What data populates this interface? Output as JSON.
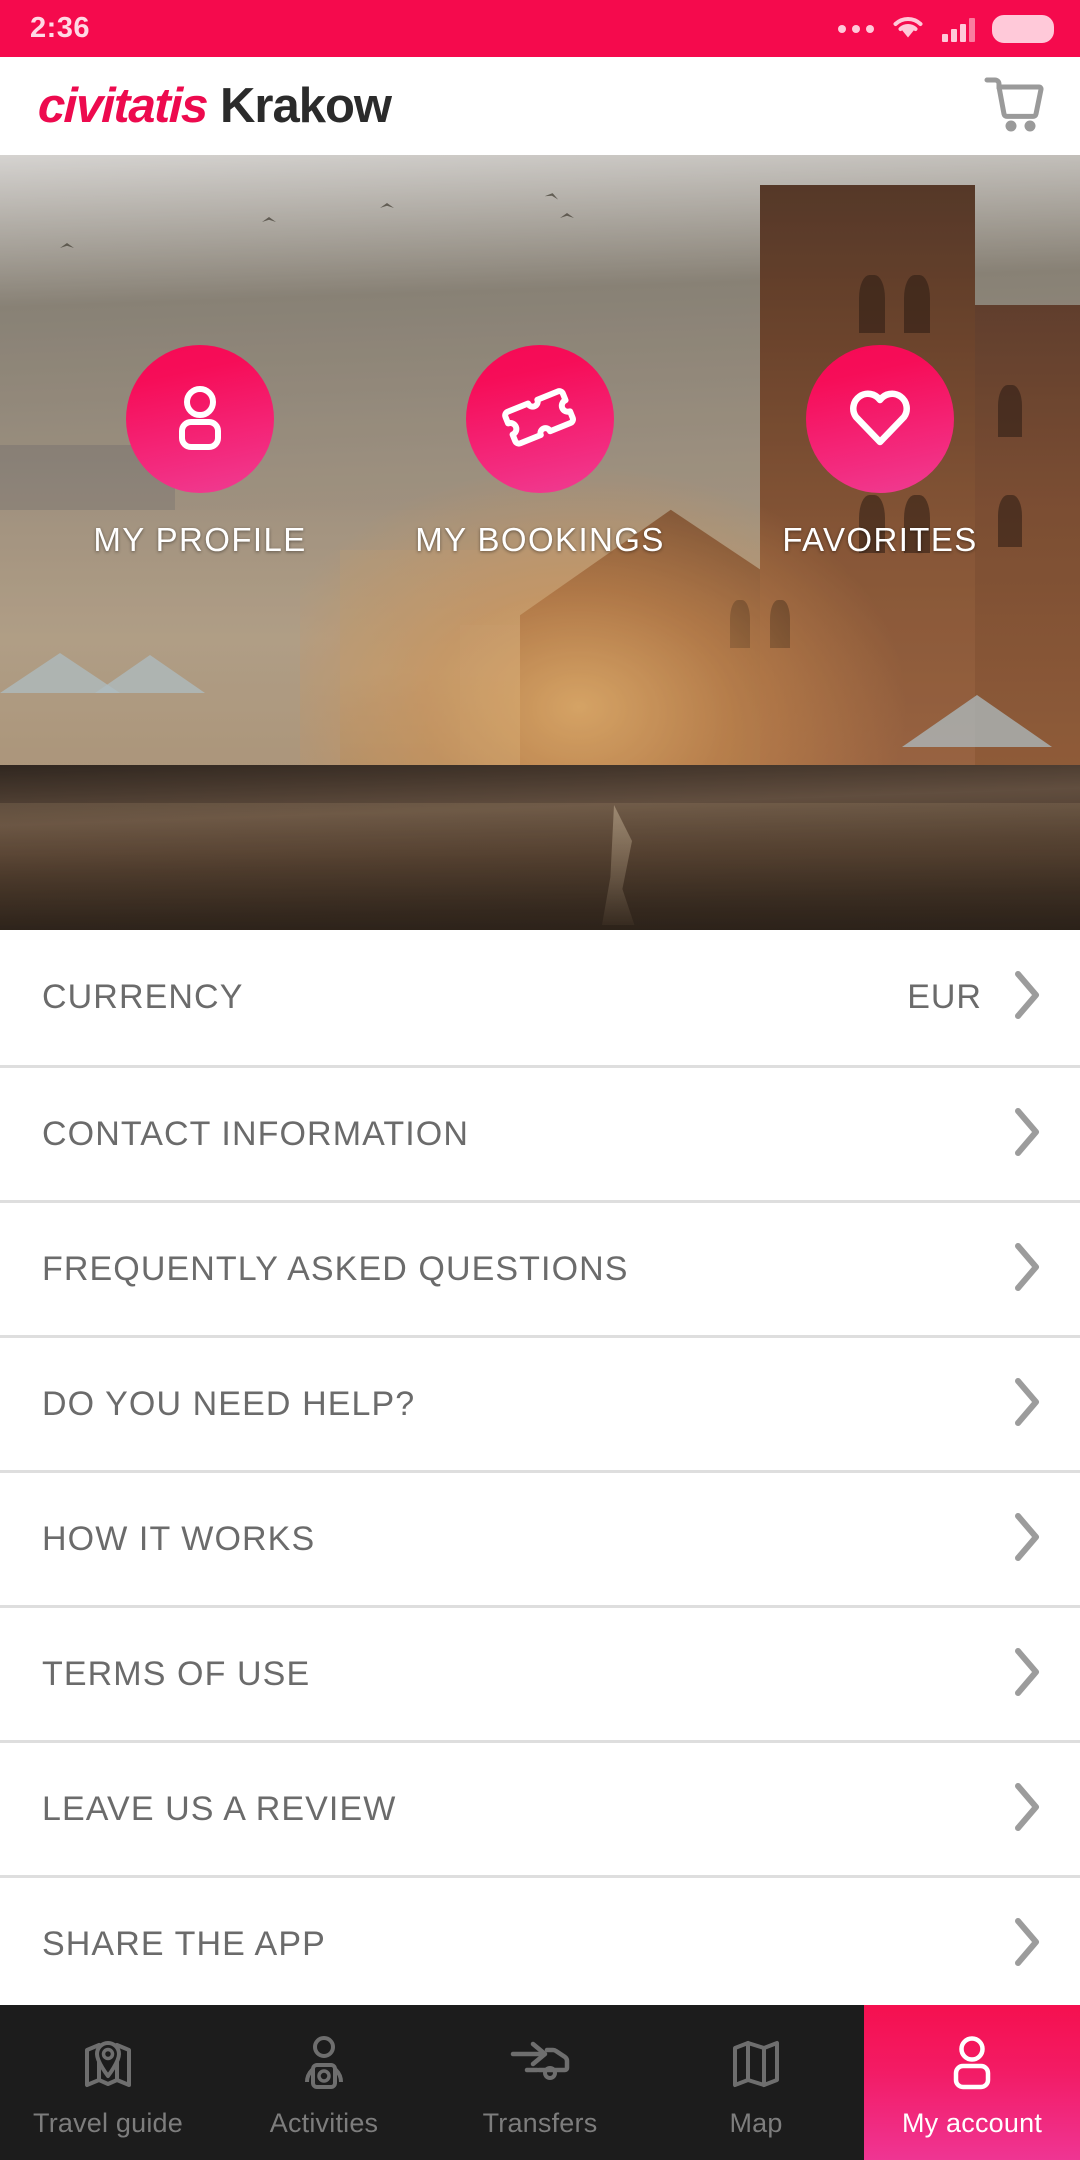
{
  "status_bar": {
    "time": "2:36",
    "icons": [
      "more-dots-icon",
      "wifi-icon",
      "signal-icon",
      "battery-icon"
    ],
    "background_color": "#f50a4d"
  },
  "header": {
    "brand": "civitatis",
    "city": "Krakow",
    "brand_color": "#ed0a4e",
    "city_color": "#2b2b2b",
    "cart_icon": "shopping-cart-icon"
  },
  "hero": {
    "description": "Krakow Main Market Square at sunset with St. Mary's Basilica",
    "actions": [
      {
        "label": "MY PROFILE",
        "icon": "person-icon"
      },
      {
        "label": "MY BOOKINGS",
        "icon": "ticket-icon"
      },
      {
        "label": "FAVORITES",
        "icon": "heart-icon"
      }
    ],
    "accent_color": "#f50a55"
  },
  "menu": {
    "items": [
      {
        "label": "CURRENCY",
        "value": "EUR"
      },
      {
        "label": "CONTACT INFORMATION",
        "value": ""
      },
      {
        "label": "FREQUENTLY ASKED QUESTIONS",
        "value": ""
      },
      {
        "label": "DO YOU NEED HELP?",
        "value": ""
      },
      {
        "label": "HOW IT WORKS",
        "value": ""
      },
      {
        "label": "TERMS OF USE",
        "value": ""
      },
      {
        "label": "LEAVE US A REVIEW",
        "value": ""
      },
      {
        "label": "SHARE THE APP",
        "value": ""
      }
    ],
    "chevron_icon": "chevron-right-icon",
    "text_color": "#6b6b6b"
  },
  "bottom_nav": {
    "active_index": 4,
    "active_color": "#f5104f",
    "tabs": [
      {
        "label": "Travel guide",
        "icon": "map-pin-folded-icon"
      },
      {
        "label": "Activities",
        "icon": "person-activity-icon"
      },
      {
        "label": "Transfers",
        "icon": "car-arrow-icon"
      },
      {
        "label": "Map",
        "icon": "folded-map-icon"
      },
      {
        "label": "My account",
        "icon": "person-icon"
      }
    ]
  }
}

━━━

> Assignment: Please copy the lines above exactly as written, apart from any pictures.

> Response area:
What data populates this interface? Output as JSON.
{
  "status_bar": {
    "time": "2:36",
    "icons": [
      "more-dots-icon",
      "wifi-icon",
      "signal-icon",
      "battery-icon"
    ],
    "background_color": "#f50a4d"
  },
  "header": {
    "brand": "civitatis",
    "city": "Krakow",
    "brand_color": "#ed0a4e",
    "city_color": "#2b2b2b",
    "cart_icon": "shopping-cart-icon"
  },
  "hero": {
    "description": "Krakow Main Market Square at sunset with St. Mary's Basilica",
    "actions": [
      {
        "label": "MY PROFILE",
        "icon": "person-icon"
      },
      {
        "label": "MY BOOKINGS",
        "icon": "ticket-icon"
      },
      {
        "label": "FAVORITES",
        "icon": "heart-icon"
      }
    ],
    "accent_color": "#f50a55"
  },
  "menu": {
    "items": [
      {
        "label": "CURRENCY",
        "value": "EUR"
      },
      {
        "label": "CONTACT INFORMATION",
        "value": ""
      },
      {
        "label": "FREQUENTLY ASKED QUESTIONS",
        "value": ""
      },
      {
        "label": "DO YOU NEED HELP?",
        "value": ""
      },
      {
        "label": "HOW IT WORKS",
        "value": ""
      },
      {
        "label": "TERMS OF USE",
        "value": ""
      },
      {
        "label": "LEAVE US A REVIEW",
        "value": ""
      },
      {
        "label": "SHARE THE APP",
        "value": ""
      }
    ],
    "chevron_icon": "chevron-right-icon",
    "text_color": "#6b6b6b"
  },
  "bottom_nav": {
    "active_index": 4,
    "active_color": "#f5104f",
    "tabs": [
      {
        "label": "Travel guide",
        "icon": "map-pin-folded-icon"
      },
      {
        "label": "Activities",
        "icon": "person-activity-icon"
      },
      {
        "label": "Transfers",
        "icon": "car-arrow-icon"
      },
      {
        "label": "Map",
        "icon": "folded-map-icon"
      },
      {
        "label": "My account",
        "icon": "person-icon"
      }
    ]
  }
}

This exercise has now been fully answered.